→ Work request
Here the whole listing must be retyped exactly, with no line omitted.

---*---

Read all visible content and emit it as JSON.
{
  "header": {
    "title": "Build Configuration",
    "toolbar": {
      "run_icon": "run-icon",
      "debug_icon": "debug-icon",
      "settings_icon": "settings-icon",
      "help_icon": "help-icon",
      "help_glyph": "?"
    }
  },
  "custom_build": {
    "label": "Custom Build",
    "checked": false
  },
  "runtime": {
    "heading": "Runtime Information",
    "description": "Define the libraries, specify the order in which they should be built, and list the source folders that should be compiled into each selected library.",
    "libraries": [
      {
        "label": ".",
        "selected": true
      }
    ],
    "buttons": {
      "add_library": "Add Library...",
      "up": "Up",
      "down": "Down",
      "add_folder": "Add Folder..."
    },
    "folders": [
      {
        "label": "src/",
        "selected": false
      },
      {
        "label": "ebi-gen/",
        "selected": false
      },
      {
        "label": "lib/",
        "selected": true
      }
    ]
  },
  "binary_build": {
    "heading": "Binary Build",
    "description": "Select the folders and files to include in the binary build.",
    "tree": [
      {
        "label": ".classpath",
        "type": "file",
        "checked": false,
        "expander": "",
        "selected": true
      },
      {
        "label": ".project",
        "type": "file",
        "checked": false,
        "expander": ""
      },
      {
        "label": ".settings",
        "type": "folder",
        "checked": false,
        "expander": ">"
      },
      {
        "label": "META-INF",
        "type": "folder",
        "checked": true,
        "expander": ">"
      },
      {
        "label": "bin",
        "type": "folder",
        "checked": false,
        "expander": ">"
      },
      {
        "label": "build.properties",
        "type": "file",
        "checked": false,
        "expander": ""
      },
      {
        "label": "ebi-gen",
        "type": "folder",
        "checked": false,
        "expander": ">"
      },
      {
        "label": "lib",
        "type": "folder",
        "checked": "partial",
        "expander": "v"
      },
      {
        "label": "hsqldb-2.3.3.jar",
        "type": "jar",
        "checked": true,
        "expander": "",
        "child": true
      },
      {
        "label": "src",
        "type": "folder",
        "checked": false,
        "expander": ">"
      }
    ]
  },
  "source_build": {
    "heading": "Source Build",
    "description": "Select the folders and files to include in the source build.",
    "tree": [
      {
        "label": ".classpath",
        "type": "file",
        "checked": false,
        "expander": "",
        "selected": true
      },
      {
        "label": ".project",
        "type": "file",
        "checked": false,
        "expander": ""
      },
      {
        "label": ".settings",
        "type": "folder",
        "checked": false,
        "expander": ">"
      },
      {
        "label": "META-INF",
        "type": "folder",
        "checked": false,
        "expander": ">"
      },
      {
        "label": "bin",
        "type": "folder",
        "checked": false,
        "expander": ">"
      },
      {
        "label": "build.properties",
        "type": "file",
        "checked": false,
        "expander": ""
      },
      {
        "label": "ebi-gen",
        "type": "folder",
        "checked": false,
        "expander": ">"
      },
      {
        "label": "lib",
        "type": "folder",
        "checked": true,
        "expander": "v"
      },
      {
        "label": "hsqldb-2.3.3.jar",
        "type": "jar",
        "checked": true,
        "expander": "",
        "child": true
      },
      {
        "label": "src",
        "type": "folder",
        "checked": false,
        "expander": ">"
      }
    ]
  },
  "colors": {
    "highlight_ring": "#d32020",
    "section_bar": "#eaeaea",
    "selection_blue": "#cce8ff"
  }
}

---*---

→ Expected answer
Read all visible content and emit it as JSON.
{
  "header": {
    "title": "Build Configuration",
    "toolbar": {
      "run_icon": "run-icon",
      "debug_icon": "debug-icon",
      "settings_icon": "settings-icon",
      "help_icon": "help-icon",
      "help_glyph": "?"
    }
  },
  "custom_build": {
    "label": "Custom Build",
    "checked": false
  },
  "runtime": {
    "heading": "Runtime Information",
    "description": "Define the libraries, specify the order in which they should be built, and list the source folders that should be compiled into each selected library.",
    "libraries": [
      {
        "label": ".",
        "selected": true
      }
    ],
    "buttons": {
      "add_library": "Add Library...",
      "up": "Up",
      "down": "Down",
      "add_folder": "Add Folder..."
    },
    "folders": [
      {
        "label": "src/",
        "selected": false
      },
      {
        "label": "ebi-gen/",
        "selected": false
      },
      {
        "label": "lib/",
        "selected": true
      }
    ]
  },
  "binary_build": {
    "heading": "Binary Build",
    "description": "Select the folders and files to include in the binary build.",
    "tree": [
      {
        "label": ".classpath",
        "type": "file",
        "checked": false,
        "expander": "",
        "selected": true
      },
      {
        "label": ".project",
        "type": "file",
        "checked": false,
        "expander": ""
      },
      {
        "label": ".settings",
        "type": "folder",
        "checked": false,
        "expander": ">"
      },
      {
        "label": "META-INF",
        "type": "folder",
        "checked": true,
        "expander": ">"
      },
      {
        "label": "bin",
        "type": "folder",
        "checked": false,
        "expander": ">"
      },
      {
        "label": "build.properties",
        "type": "file",
        "checked": false,
        "expander": ""
      },
      {
        "label": "ebi-gen",
        "type": "folder",
        "checked": false,
        "expander": ">"
      },
      {
        "label": "lib",
        "type": "folder",
        "checked": "partial",
        "expander": "v"
      },
      {
        "label": "hsqldb-2.3.3.jar",
        "type": "jar",
        "checked": true,
        "expander": "",
        "child": true
      },
      {
        "label": "src",
        "type": "folder",
        "checked": false,
        "expander": ">"
      }
    ]
  },
  "source_build": {
    "heading": "Source Build",
    "description": "Select the folders and files to include in the source build.",
    "tree": [
      {
        "label": ".classpath",
        "type": "file",
        "checked": false,
        "expander": "",
        "selected": true
      },
      {
        "label": ".project",
        "type": "file",
        "checked": false,
        "expander": ""
      },
      {
        "label": ".settings",
        "type": "folder",
        "checked": false,
        "expander": ">"
      },
      {
        "label": "META-INF",
        "type": "folder",
        "checked": false,
        "expander": ">"
      },
      {
        "label": "bin",
        "type": "folder",
        "checked": false,
        "expander": ">"
      },
      {
        "label": "build.properties",
        "type": "file",
        "checked": false,
        "expander": ""
      },
      {
        "label": "ebi-gen",
        "type": "folder",
        "checked": false,
        "expander": ">"
      },
      {
        "label": "lib",
        "type": "folder",
        "checked": true,
        "expander": "v"
      },
      {
        "label": "hsqldb-2.3.3.jar",
        "type": "jar",
        "checked": true,
        "expander": "",
        "child": true
      },
      {
        "label": "src",
        "type": "folder",
        "checked": false,
        "expander": ">"
      }
    ]
  },
  "colors": {
    "highlight_ring": "#d32020",
    "section_bar": "#eaeaea",
    "selection_blue": "#cce8ff"
  }
}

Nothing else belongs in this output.